Also: Thievery Corporation steals the show, and Waylon Jennings’ son is on-target
‘In Between Dreams’, Brushfire/Universal
Woody Allen once likened being mellow to a process of ripening, then rotting. Listening to terminally chilled surfer/folkie Jack Johnson’s latest album feels like a similar fate, at least initially.
Johnson blissfully faces the music – all of it – with a grin, a sandy voice, and a Catalina-bound sound. His sparsely arranged tunes sometimes lean toward soul-jazz (‘Situation’) or percolating funk (‘Staple It Together’). But there’s scarce variation to Johnson’s doggone-diddly cheery demeanor.
However, Johnson’s deceptive simplicity, subtlety and understatement become shockingly infectious upon (many) repeat listens. ‘Dreams are made of real things’, he sings on ‘Better Together’. That attitude guides his cozy romanticism through shuffles (‘Banana Pancakes’) and sambas (‘Belle’).
Oh, and he’s also releasing this latest CD in environmentally-friendly packaging and converting his fleet of tour buses to run on green bio-diesel fuel, making his band’s movements “carboneutral”.
Reviewed by A.D. Amorosi
‘The Cosmic Game’, ESL
Rob Garza and Eric Hilton, the Washingtonbased duo known as Thievery Corporation, are master collaborators: The guest vocalists they enlist define the character of each album, whether it’s Bebel Gilberto on 2000’s sultry The Mirror Conspiracy, the Farsi-singing Loulou on 2002’s multi-culti The Richest Man in Babylon, or the elder-statesmen alternative rockers who join the Jamaican, African and Indian singers for the psychedelic Cosmic Game.
Anchored in the dub, trip-hop, and down-tempo club grooves that make Thievery Corporation the American Massive Attack, Cosmic Game pulses with a swirling, trippy tension that’s more pent-up than chilled-out.
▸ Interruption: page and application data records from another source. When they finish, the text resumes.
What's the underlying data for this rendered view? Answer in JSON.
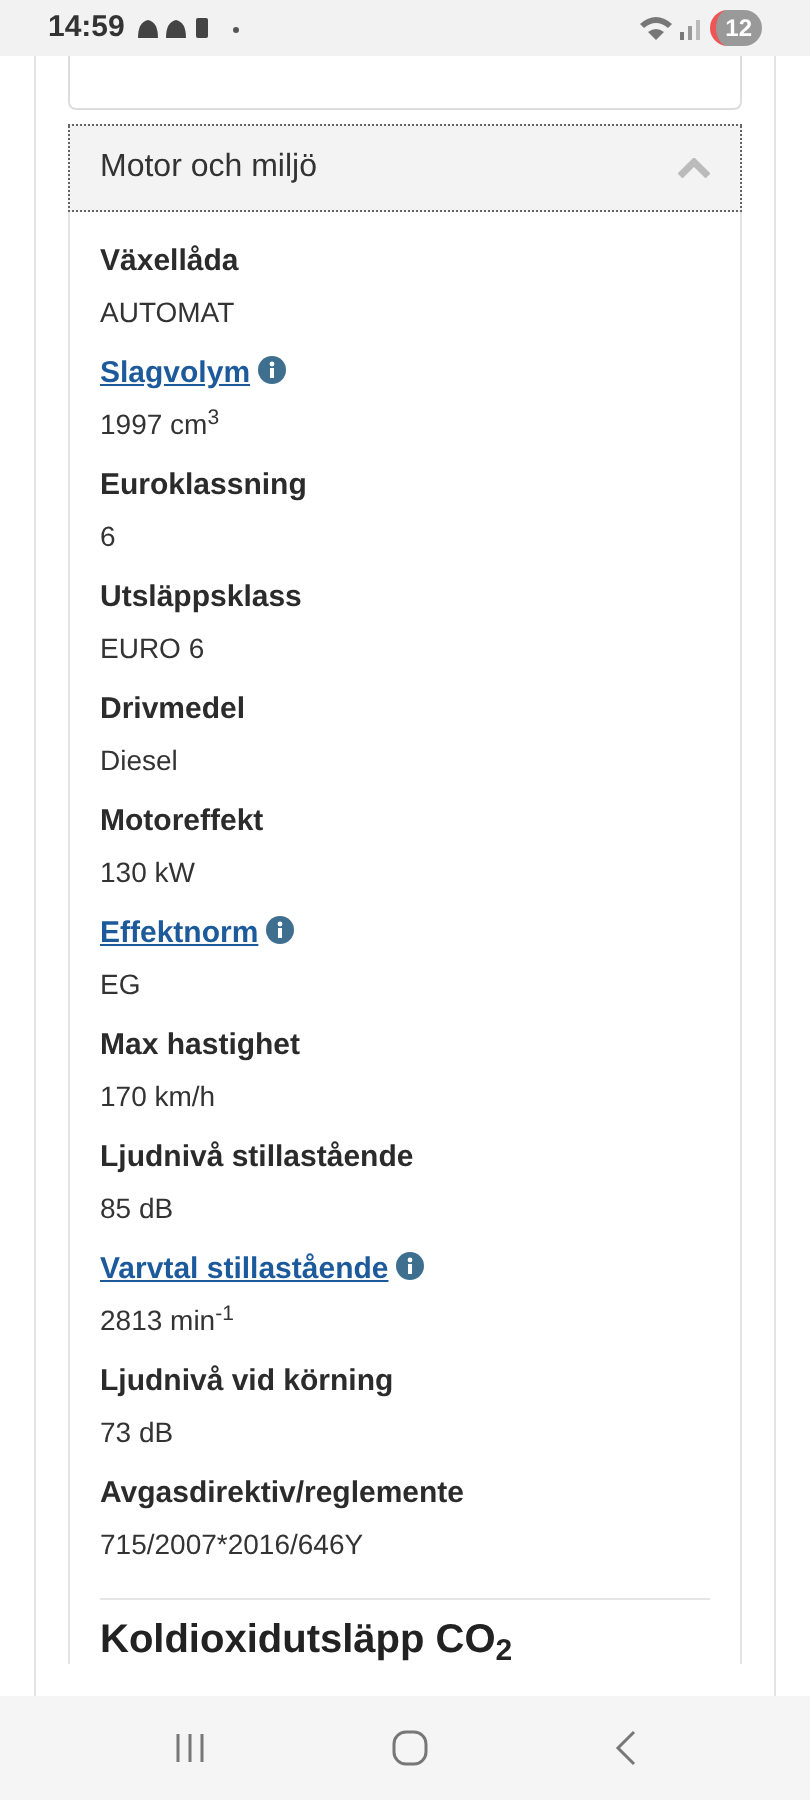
{
  "status_bar": {
    "time": "14:59",
    "notification_count": "12"
  },
  "section": {
    "title": "Motor och miljö",
    "expanded": true,
    "items": [
      {
        "label": "Växellåda",
        "value": "AUTOMAT",
        "kind": "plain"
      },
      {
        "label": "Slagvolym",
        "value": "1997 cm$^{3}$",
        "kind": "link"
      },
      {
        "label": "Euroklassning",
        "value": "6",
        "kind": "plain"
      },
      {
        "label": "Utsläppsklass",
        "value": "EURO 6",
        "kind": "plain"
      },
      {
        "label": "Drivmedel",
        "value": "Diesel",
        "kind": "plain"
      },
      {
        "label": "Motoreffekt",
        "value": "130 kW",
        "kind": "plain"
      },
      {
        "label": "Effektnorm",
        "value": "EG",
        "kind": "link"
      },
      {
        "label": "Max hastighet",
        "value": "170 km/h",
        "kind": "plain"
      },
      {
        "label": "Ljudnivå stillastående",
        "value": "85 dB",
        "kind": "plain"
      },
      {
        "label": "Varvtal stillastående",
        "value": "2813 min$^{-1}$",
        "kind": "link"
      },
      {
        "label": "Ljudnivå vid körning",
        "value": "73 dB",
        "kind": "plain"
      },
      {
        "label": "Avgasdirektiv/reglemente",
        "value": "715/2007*2016/646Y",
        "kind": "plain"
      }
    ]
  },
  "next_heading": "Koldioxidutsläpp CO$_{2}$"
}
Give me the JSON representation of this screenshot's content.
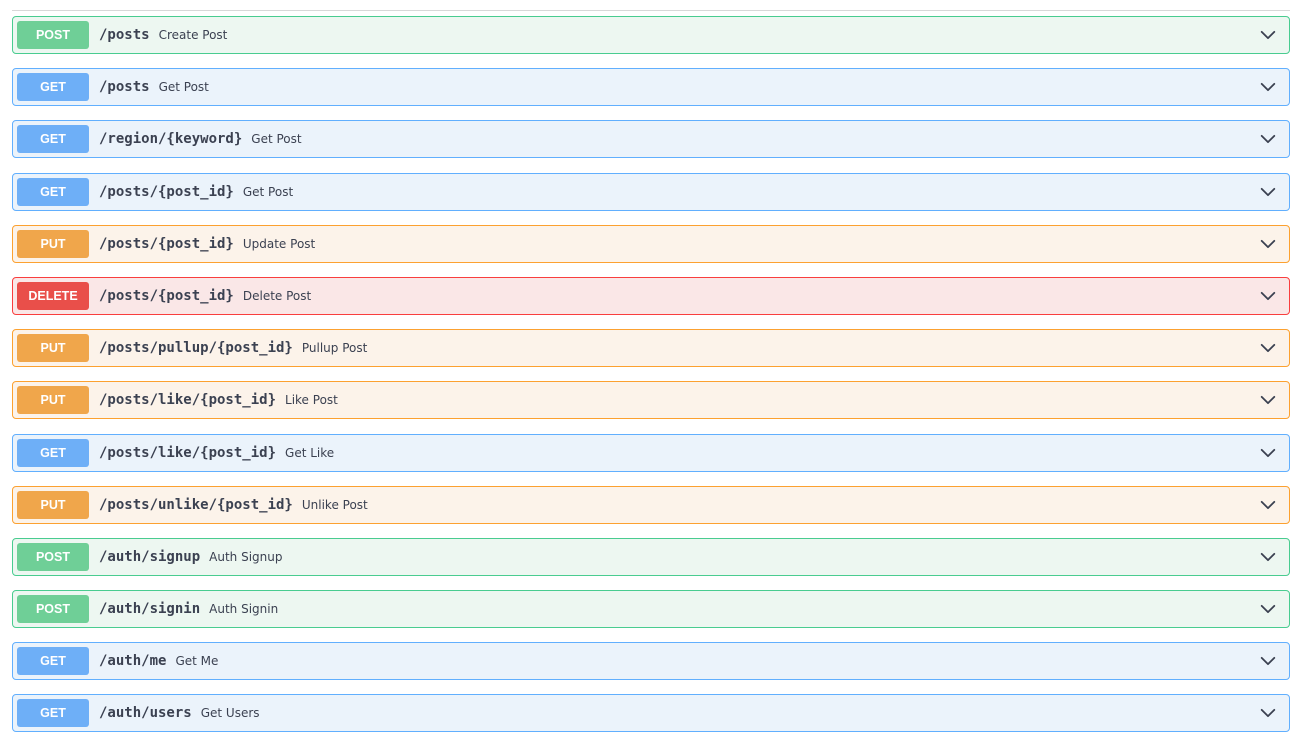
{
  "operations": [
    {
      "method": "POST",
      "path": "/posts",
      "summary": "Create Post",
      "kind": "post"
    },
    {
      "method": "GET",
      "path": "/posts",
      "summary": "Get Post",
      "kind": "get"
    },
    {
      "method": "GET",
      "path": "/region/{keyword}",
      "summary": "Get Post",
      "kind": "get"
    },
    {
      "method": "GET",
      "path": "/posts/{post_id}",
      "summary": "Get Post",
      "kind": "get"
    },
    {
      "method": "PUT",
      "path": "/posts/{post_id}",
      "summary": "Update Post",
      "kind": "put"
    },
    {
      "method": "DELETE",
      "path": "/posts/{post_id}",
      "summary": "Delete Post",
      "kind": "delete"
    },
    {
      "method": "PUT",
      "path": "/posts/pullup/{post_id}",
      "summary": "Pullup Post",
      "kind": "put"
    },
    {
      "method": "PUT",
      "path": "/posts/like/{post_id}",
      "summary": "Like Post",
      "kind": "put"
    },
    {
      "method": "GET",
      "path": "/posts/like/{post_id}",
      "summary": "Get Like",
      "kind": "get"
    },
    {
      "method": "PUT",
      "path": "/posts/unlike/{post_id}",
      "summary": "Unlike Post",
      "kind": "put"
    },
    {
      "method": "POST",
      "path": "/auth/signup",
      "summary": "Auth Signup",
      "kind": "post"
    },
    {
      "method": "POST",
      "path": "/auth/signin",
      "summary": "Auth Signin",
      "kind": "post"
    },
    {
      "method": "GET",
      "path": "/auth/me",
      "summary": "Get Me",
      "kind": "get"
    },
    {
      "method": "GET",
      "path": "/auth/users",
      "summary": "Get Users",
      "kind": "get"
    }
  ],
  "icons": {
    "expand": "chevron-down-icon"
  },
  "colors": {
    "post": "#49cc90",
    "get": "#61affe",
    "put": "#fca130",
    "delete": "#f93e3e",
    "text": "#3b4151"
  }
}
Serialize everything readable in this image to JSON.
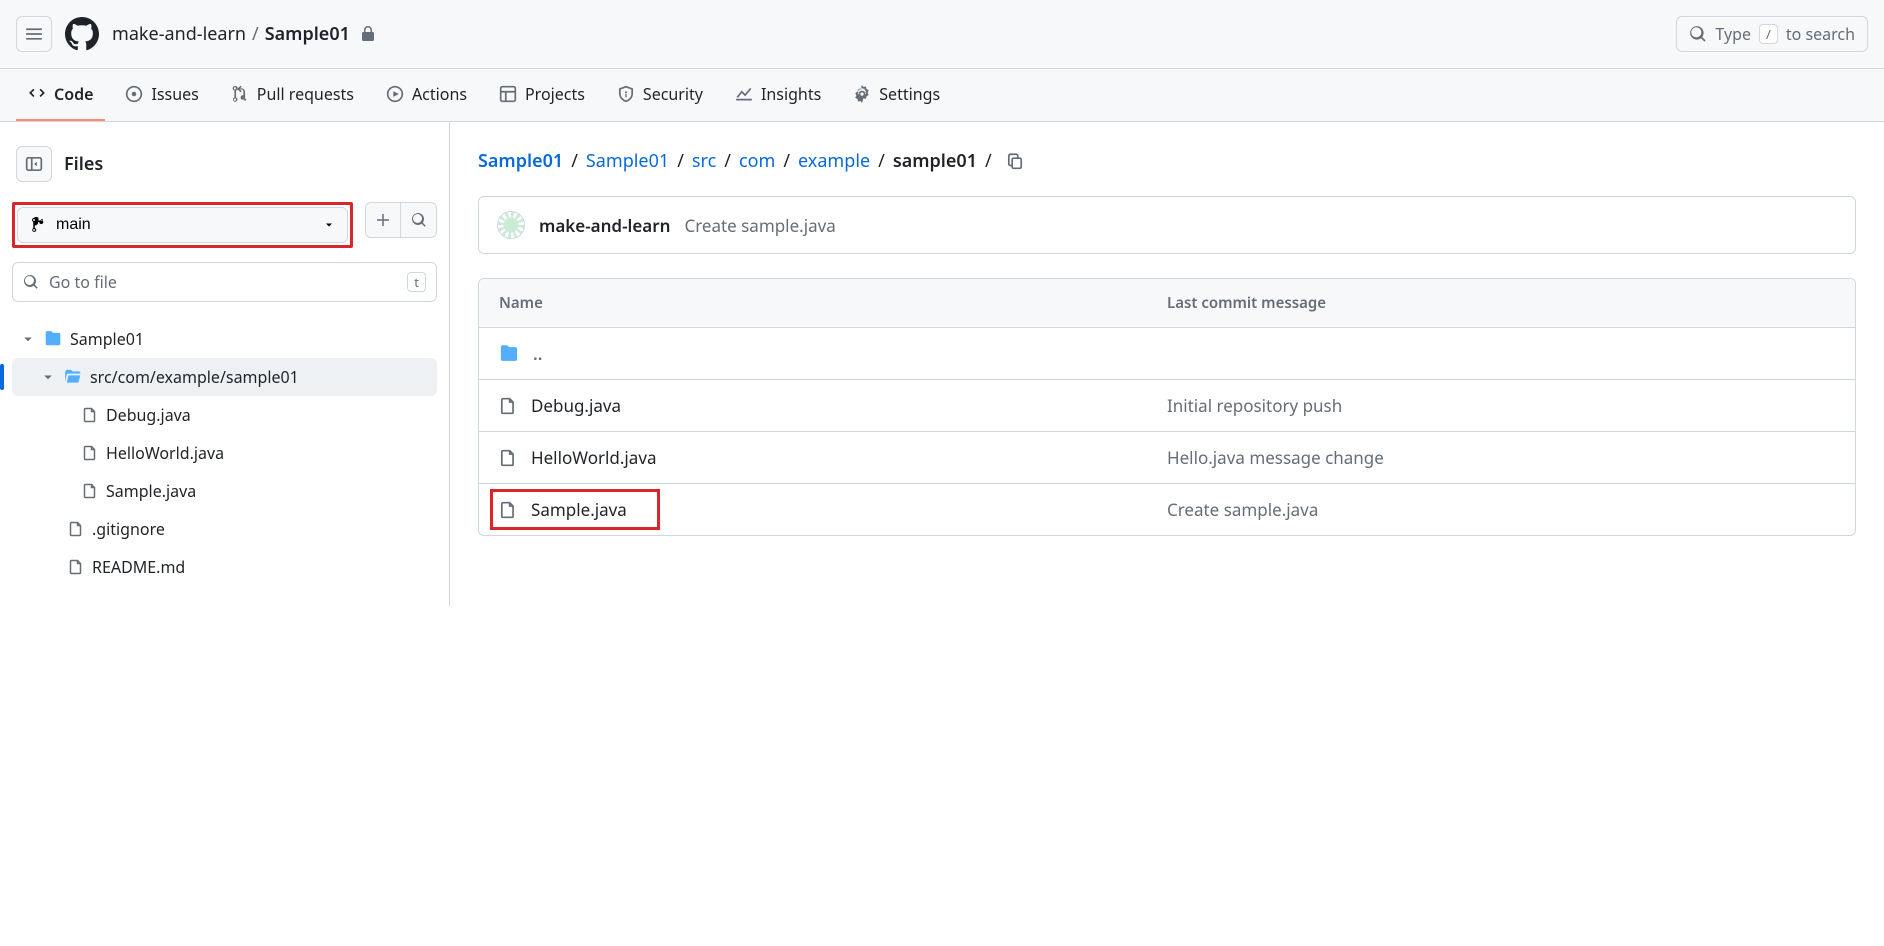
{
  "header": {
    "owner": "make-and-learn",
    "repo": "Sample01",
    "search_prefix": "Type",
    "search_key": "/",
    "search_suffix": "to search"
  },
  "tabs": [
    {
      "id": "code",
      "label": "Code",
      "active": true
    },
    {
      "id": "issues",
      "label": "Issues"
    },
    {
      "id": "pulls",
      "label": "Pull requests"
    },
    {
      "id": "actions",
      "label": "Actions"
    },
    {
      "id": "projects",
      "label": "Projects"
    },
    {
      "id": "security",
      "label": "Security"
    },
    {
      "id": "insights",
      "label": "Insights"
    },
    {
      "id": "settings",
      "label": "Settings"
    }
  ],
  "sidebar": {
    "title": "Files",
    "branch": "main",
    "goto_placeholder": "Go to file",
    "goto_key": "t",
    "tree": {
      "root": "Sample01",
      "folder": "src/com/example/sample01",
      "files_in_folder": [
        "Debug.java",
        "HelloWorld.java",
        "Sample.java"
      ],
      "root_files": [
        ".gitignore",
        "README.md"
      ]
    }
  },
  "path": {
    "segments": [
      "Sample01",
      "Sample01",
      "src",
      "com",
      "example"
    ],
    "last": "sample01"
  },
  "latest_commit": {
    "author": "make-and-learn",
    "message": "Create sample.java"
  },
  "table": {
    "col_name": "Name",
    "col_msg": "Last commit message",
    "parent": "..",
    "rows": [
      {
        "name": "Debug.java",
        "msg": "Initial repository push",
        "hl": false
      },
      {
        "name": "HelloWorld.java",
        "msg": "Hello.java message change",
        "hl": false
      },
      {
        "name": "Sample.java",
        "msg": "Create sample.java",
        "hl": true
      }
    ]
  }
}
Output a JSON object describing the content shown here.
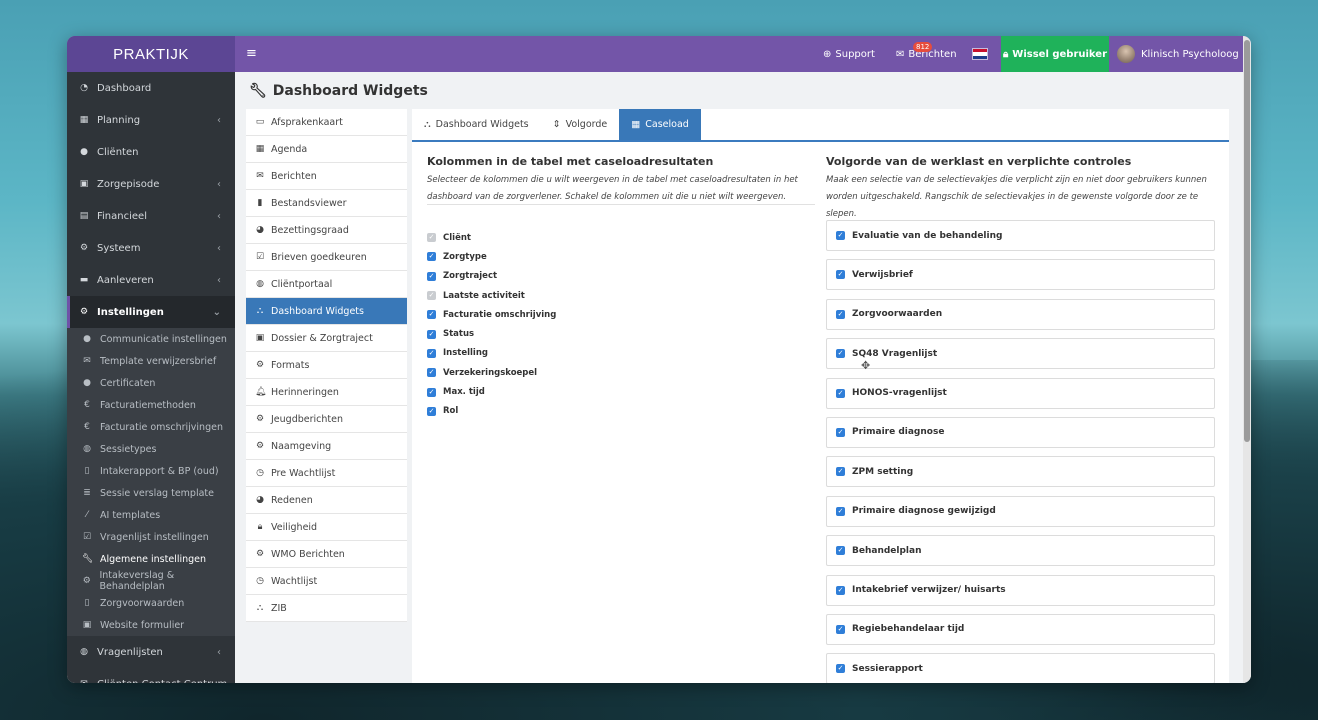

‘Well, let’s start by making it clear who is the enemy here’, the Flaming Lips’ Wayne Coyne softly croons on ‘Marching the Hate Machine (Into the Sun)’, establishing the political paranoia that courses through ‘Revolution Solution’ (with Perry Farrell), ‘The Heart’s a Lonely Hunter’ (with David Byrne), and other simmering sonic journeys.
Reviewed by Steve Klinge
‘Put the O Back in Country’, Universal South
Shooter Jennings comes out swinging on his debut – and we’re not talking about Western swing. As the band leans into the chip-kicking honky-tonk of the title song, he complains that ‘there ain’t no soul on the radio’ and throws out a challenge: ‘Are you ready for the country? Are you ready for me?’
It’s not hard to figure out where he got the attitude: he’s the son of Waylon Jennings. That’s a giant legacy to live up to, and if the 25-year-old doesn’t quite yet come across as the saviour of country music, or if he doesn’t possess a voice with the deep authority of his father’s, he is certainly off to an impressive start as he stakes out his own territory.
‘Busted in Baylor County’, ‘Steady at the Wheel’, and ‘Daddy’s Farm’ are swaggering blasts of Southern rock, but Jennings shows there’s real heart behind the bravado with more reflective numbers, such as ‘Lonesome Blues’, ‘Sweet Savannah’ and ‘The Letter’.
Reviewed by Nick Cristiano